"Now I do not minimize in any degree or to any extent the obligation that rests upon us to be gospel scholars, to search the revelations, to learn how to reason and analyze, to present the message of salvation among ourselves and to the world with all the power and ability we have; but that standing alone does not suffice….We have to put an approving, divine seal on the doctrine that we teach, and that seal is the seal of testimony, the seal of a personal knowledge borne of the Holy Ghost.…After you have reasoned and after you have analyzed, you have got to stand as a personal witness who knows what he is saying.
What I think is amazing is that our individual experiences with the spirit are not only intended to lead us personally to Christ, but also to give us a net of our own with which to gather other souls to Christ, to be fishers of men. Paradoxically, it is the very personal nature of our experiences that makes them potentially valuable to others, because only on this fundamental, heart-to-heart level can we communicate the things of the spirit; things that can be shared no other way. That's why I always love a talk or a lesson that shares something, anything, of the personal. A testimony is, by definition, personal, and perhaps that is why a testimony, no matter how limited or fragile—if borne sincerely—always carries spiritual power.

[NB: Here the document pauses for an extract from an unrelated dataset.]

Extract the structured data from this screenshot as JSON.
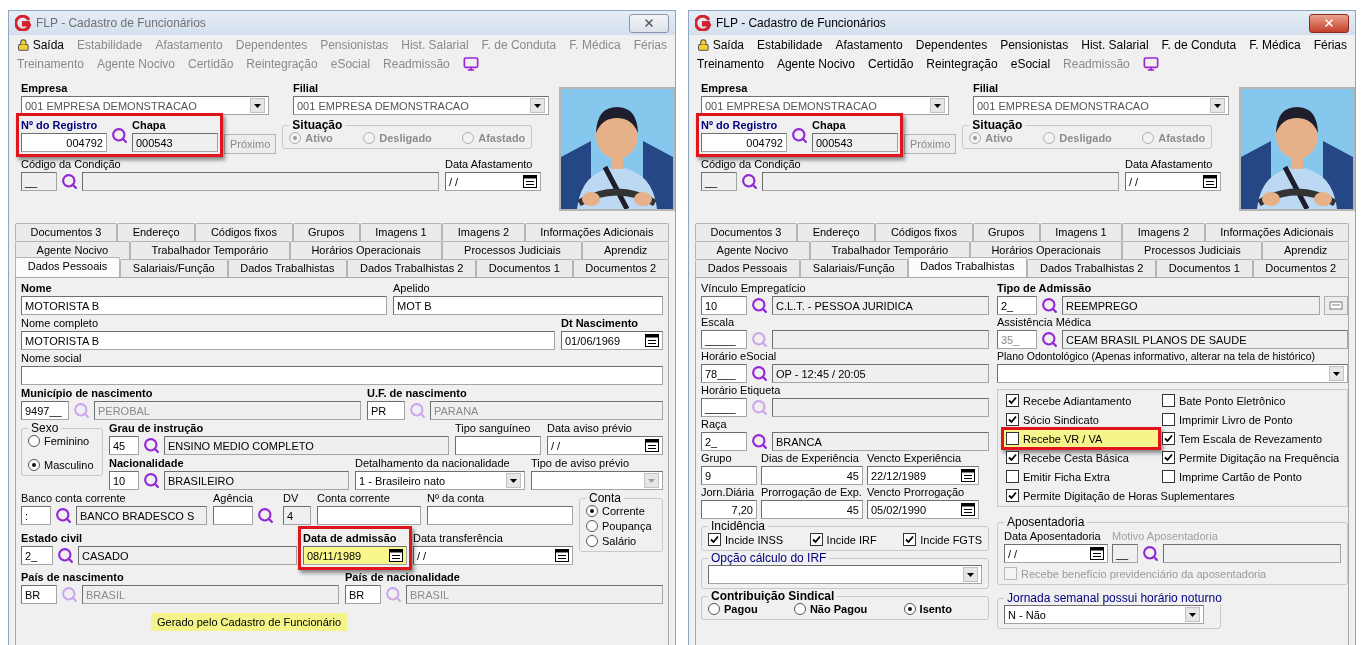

Elder McConkie gives an example of this happening with Paul:
"After he had taught the doctrines and after he had reasoned, he bore a personal witness of the truth and divinity of what he was presenting to his fellowmen; and the Lord prepared him to do just that by giving him spiritual experiences, by letting the power of the Holy Spirit rest upon him."
This emphasis on "the personal" is not selfishness; it is the opposite of that. It starts with our internal emphasis on personal humility and repentance. That leads to personal experiences with God, leading to deep gratitude for a personal salvation from a Savior who loves us personally, and that in turn leads to personal charity for those around us, leading to loving personal interactions, leading to personal conversion for ourselves and those we serve.
The personal is everything. It is the cure for the political. It is the solution to the spiritual. It is the fruition of the economical. It is the root of the moral. The personal begins with God's child, and God.
And, just as Elder McConkie would want me to, I can indeed bear my own personal witness of this. Politics matter to me. Of course I'm concerned about education, medical care, taxes, foreign policy. But it's because of how those things affect the personal that they really matter in my heart. And spiritual things are no different. I love to learn about the culture of the Old Testament. I'm interested in Nephite currency and the United Order and the City of Enoch. But the things that change me, that leave me full of love and gratitude and the desire to serve, are those times when somehow I feel a personal connection with God. That connection takes different forms: maybe a well-timed email from a friend who understands. Words written by Nephi that seem directed to me alone. A day that starts with despair but ends with hope. A sudden lightening of a burden, or the gradual opening of a clouded mind. These are experiences that come so often, so generously, that all I can do is marvel at God's goodness in giving them to me—and yet none of them, taken intellectually, mean much at all. It is on the personal level that they have worth, and I can't force anyone else to accept that worth. I only know that, to me, their value is inexpressible, because they convey God's very personal love.
Other posts in this series:
Other posts in this series: